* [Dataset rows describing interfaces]
........
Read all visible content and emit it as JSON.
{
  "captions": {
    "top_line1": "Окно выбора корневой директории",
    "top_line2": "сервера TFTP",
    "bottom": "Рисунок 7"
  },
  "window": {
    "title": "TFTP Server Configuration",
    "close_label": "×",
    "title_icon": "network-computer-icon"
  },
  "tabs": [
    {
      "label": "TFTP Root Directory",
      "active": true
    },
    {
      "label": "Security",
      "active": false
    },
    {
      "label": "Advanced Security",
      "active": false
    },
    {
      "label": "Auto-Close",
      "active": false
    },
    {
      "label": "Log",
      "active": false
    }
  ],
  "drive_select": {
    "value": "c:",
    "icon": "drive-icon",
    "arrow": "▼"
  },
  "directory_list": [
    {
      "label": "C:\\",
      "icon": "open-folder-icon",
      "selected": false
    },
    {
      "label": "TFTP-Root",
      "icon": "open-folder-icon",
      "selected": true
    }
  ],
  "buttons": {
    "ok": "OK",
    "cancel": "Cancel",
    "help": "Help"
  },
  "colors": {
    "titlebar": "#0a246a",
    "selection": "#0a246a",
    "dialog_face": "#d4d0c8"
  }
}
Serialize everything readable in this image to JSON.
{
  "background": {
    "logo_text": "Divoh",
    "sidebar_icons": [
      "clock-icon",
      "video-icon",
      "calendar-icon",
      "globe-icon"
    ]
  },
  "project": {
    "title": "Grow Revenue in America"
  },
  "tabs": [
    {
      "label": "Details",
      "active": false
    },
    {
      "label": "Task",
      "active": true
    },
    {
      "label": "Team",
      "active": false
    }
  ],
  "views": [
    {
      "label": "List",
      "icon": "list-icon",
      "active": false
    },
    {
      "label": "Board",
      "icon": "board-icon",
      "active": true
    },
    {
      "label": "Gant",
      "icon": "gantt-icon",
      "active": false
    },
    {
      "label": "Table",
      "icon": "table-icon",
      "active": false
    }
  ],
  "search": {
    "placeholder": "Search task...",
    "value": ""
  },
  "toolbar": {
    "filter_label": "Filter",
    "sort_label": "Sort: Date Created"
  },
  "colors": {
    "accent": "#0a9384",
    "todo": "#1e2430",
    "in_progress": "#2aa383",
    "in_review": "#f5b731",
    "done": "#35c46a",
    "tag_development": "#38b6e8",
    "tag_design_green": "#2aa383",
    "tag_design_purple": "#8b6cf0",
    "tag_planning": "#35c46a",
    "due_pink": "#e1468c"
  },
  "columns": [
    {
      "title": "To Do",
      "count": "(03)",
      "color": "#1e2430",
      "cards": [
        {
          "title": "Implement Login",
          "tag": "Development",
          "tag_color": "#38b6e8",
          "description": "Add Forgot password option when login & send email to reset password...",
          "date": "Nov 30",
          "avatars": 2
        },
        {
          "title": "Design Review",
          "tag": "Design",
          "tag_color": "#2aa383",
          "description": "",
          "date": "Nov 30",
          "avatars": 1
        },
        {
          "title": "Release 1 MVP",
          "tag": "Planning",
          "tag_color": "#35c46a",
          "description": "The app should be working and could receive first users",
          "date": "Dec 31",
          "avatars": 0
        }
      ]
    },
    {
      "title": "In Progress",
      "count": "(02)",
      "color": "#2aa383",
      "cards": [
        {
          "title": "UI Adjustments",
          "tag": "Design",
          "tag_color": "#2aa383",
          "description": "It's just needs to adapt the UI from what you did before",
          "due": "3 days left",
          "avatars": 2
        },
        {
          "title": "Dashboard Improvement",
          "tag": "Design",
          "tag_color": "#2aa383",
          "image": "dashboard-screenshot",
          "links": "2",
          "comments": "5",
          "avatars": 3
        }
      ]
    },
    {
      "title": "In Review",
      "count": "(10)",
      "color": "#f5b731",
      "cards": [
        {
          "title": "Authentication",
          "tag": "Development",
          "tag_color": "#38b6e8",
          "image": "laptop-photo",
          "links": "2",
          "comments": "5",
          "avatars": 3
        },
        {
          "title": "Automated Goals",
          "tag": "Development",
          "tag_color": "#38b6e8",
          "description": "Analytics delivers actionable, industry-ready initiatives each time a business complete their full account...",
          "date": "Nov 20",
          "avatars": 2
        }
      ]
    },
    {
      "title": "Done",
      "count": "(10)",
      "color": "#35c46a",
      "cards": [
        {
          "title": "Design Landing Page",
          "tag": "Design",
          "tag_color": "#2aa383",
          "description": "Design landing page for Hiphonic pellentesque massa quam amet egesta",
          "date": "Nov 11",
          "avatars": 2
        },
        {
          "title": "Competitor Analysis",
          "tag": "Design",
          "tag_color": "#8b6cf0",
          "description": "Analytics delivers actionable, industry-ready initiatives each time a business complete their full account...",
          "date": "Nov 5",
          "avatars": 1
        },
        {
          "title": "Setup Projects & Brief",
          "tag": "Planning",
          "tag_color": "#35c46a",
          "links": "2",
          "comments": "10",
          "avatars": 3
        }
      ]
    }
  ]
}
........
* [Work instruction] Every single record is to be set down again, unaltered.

* [Exercise result]
Read all visible content and emit it as JSON.
{
  "captions": {
    "top_line1": "Окно выбора корневой директории",
    "top_line2": "сервера TFTP",
    "bottom": "Рисунок 7"
  },
  "window": {
    "title": "TFTP Server Configuration",
    "close_label": "×",
    "title_icon": "network-computer-icon"
  },
  "tabs": [
    {
      "label": "TFTP Root Directory",
      "active": true
    },
    {
      "label": "Security",
      "active": false
    },
    {
      "label": "Advanced Security",
      "active": false
    },
    {
      "label": "Auto-Close",
      "active": false
    },
    {
      "label": "Log",
      "active": false
    }
  ],
  "drive_select": {
    "value": "c:",
    "icon": "drive-icon",
    "arrow": "▼"
  },
  "directory_list": [
    {
      "label": "C:\\",
      "icon": "open-folder-icon",
      "selected": false
    },
    {
      "label": "TFTP-Root",
      "icon": "open-folder-icon",
      "selected": true
    }
  ],
  "buttons": {
    "ok": "OK",
    "cancel": "Cancel",
    "help": "Help"
  },
  "colors": {
    "titlebar": "#0a246a",
    "selection": "#0a246a",
    "dialog_face": "#d4d0c8"
  }
}
Serialize everything readable in this image to JSON.
{
  "background": {
    "logo_text": "Divoh",
    "sidebar_icons": [
      "clock-icon",
      "video-icon",
      "calendar-icon",
      "globe-icon"
    ]
  },
  "project": {
    "title": "Grow Revenue in America"
  },
  "tabs": [
    {
      "label": "Details",
      "active": false
    },
    {
      "label": "Task",
      "active": true
    },
    {
      "label": "Team",
      "active": false
    }
  ],
  "views": [
    {
      "label": "List",
      "icon": "list-icon",
      "active": false
    },
    {
      "label": "Board",
      "icon": "board-icon",
      "active": true
    },
    {
      "label": "Gant",
      "icon": "gantt-icon",
      "active": false
    },
    {
      "label": "Table",
      "icon": "table-icon",
      "active": false
    }
  ],
  "search": {
    "placeholder": "Search task...",
    "value": ""
  },
  "toolbar": {
    "filter_label": "Filter",
    "sort_label": "Sort: Date Created"
  },
  "colors": {
    "accent": "#0a9384",
    "todo": "#1e2430",
    "in_progress": "#2aa383",
    "in_review": "#f5b731",
    "done": "#35c46a",
    "tag_development": "#38b6e8",
    "tag_design_green": "#2aa383",
    "tag_design_purple": "#8b6cf0",
    "tag_planning": "#35c46a",
    "due_pink": "#e1468c"
  },
  "columns": [
    {
      "title": "To Do",
      "count": "(03)",
      "color": "#1e2430",
      "cards": [
        {
          "title": "Implement Login",
          "tag": "Development",
          "tag_color": "#38b6e8",
          "description": "Add Forgot password option when login & send email to reset password...",
          "date": "Nov 30",
          "avatars": 2
        },
        {
          "title": "Design Review",
          "tag": "Design",
          "tag_color": "#2aa383",
          "description": "",
          "date": "Nov 30",
          "avatars": 1
        },
        {
          "title": "Release 1 MVP",
          "tag": "Planning",
          "tag_color": "#35c46a",
          "description": "The app should be working and could receive first users",
          "date": "Dec 31",
          "avatars": 0
        }
      ]
    },
    {
      "title": "In Progress",
      "count": "(02)",
      "color": "#2aa383",
      "cards": [
        {
          "title": "UI Adjustments",
          "tag": "Design",
          "tag_color": "#2aa383",
          "description": "It's just needs to adapt the UI from what you did before",
          "due": "3 days left",
          "avatars": 2
        },
        {
          "title": "Dashboard Improvement",
          "tag": "Design",
          "tag_color": "#2aa383",
          "image": "dashboard-screenshot",
          "links": "2",
          "comments": "5",
          "avatars": 3
        }
      ]
    },
    {
      "title": "In Review",
      "count": "(10)",
      "color": "#f5b731",
      "cards": [
        {
          "title": "Authentication",
          "tag": "Development",
          "tag_color": "#38b6e8",
          "image": "laptop-photo",
          "links": "2",
          "comments": "5",
          "avatars": 3
        },
        {
          "title": "Automated Goals",
          "tag": "Development",
          "tag_color": "#38b6e8",
          "description": "Analytics delivers actionable, industry-ready initiatives each time a business complete their full account...",
          "date": "Nov 20",
          "avatars": 2
        }
      ]
    },
    {
      "title": "Done",
      "count": "(10)",
      "color": "#35c46a",
      "cards": [
        {
          "title": "Design Landing Page",
          "tag": "Design",
          "tag_color": "#2aa383",
          "description": "Design landing page for Hiphonic pellentesque massa quam amet egesta",
          "date": "Nov 11",
          "avatars": 2
        },
        {
          "title": "Competitor Analysis",
          "tag": "Design",
          "tag_color": "#8b6cf0",
          "description": "Analytics delivers actionable, industry-ready initiatives each time a business complete their full account...",
          "date": "Nov 5",
          "avatars": 1
        },
        {
          "title": "Setup Projects & Brief",
          "tag": "Planning",
          "tag_color": "#35c46a",
          "links": "2",
          "comments": "10",
          "avatars": 3
        }
      ]
    }
  ]
}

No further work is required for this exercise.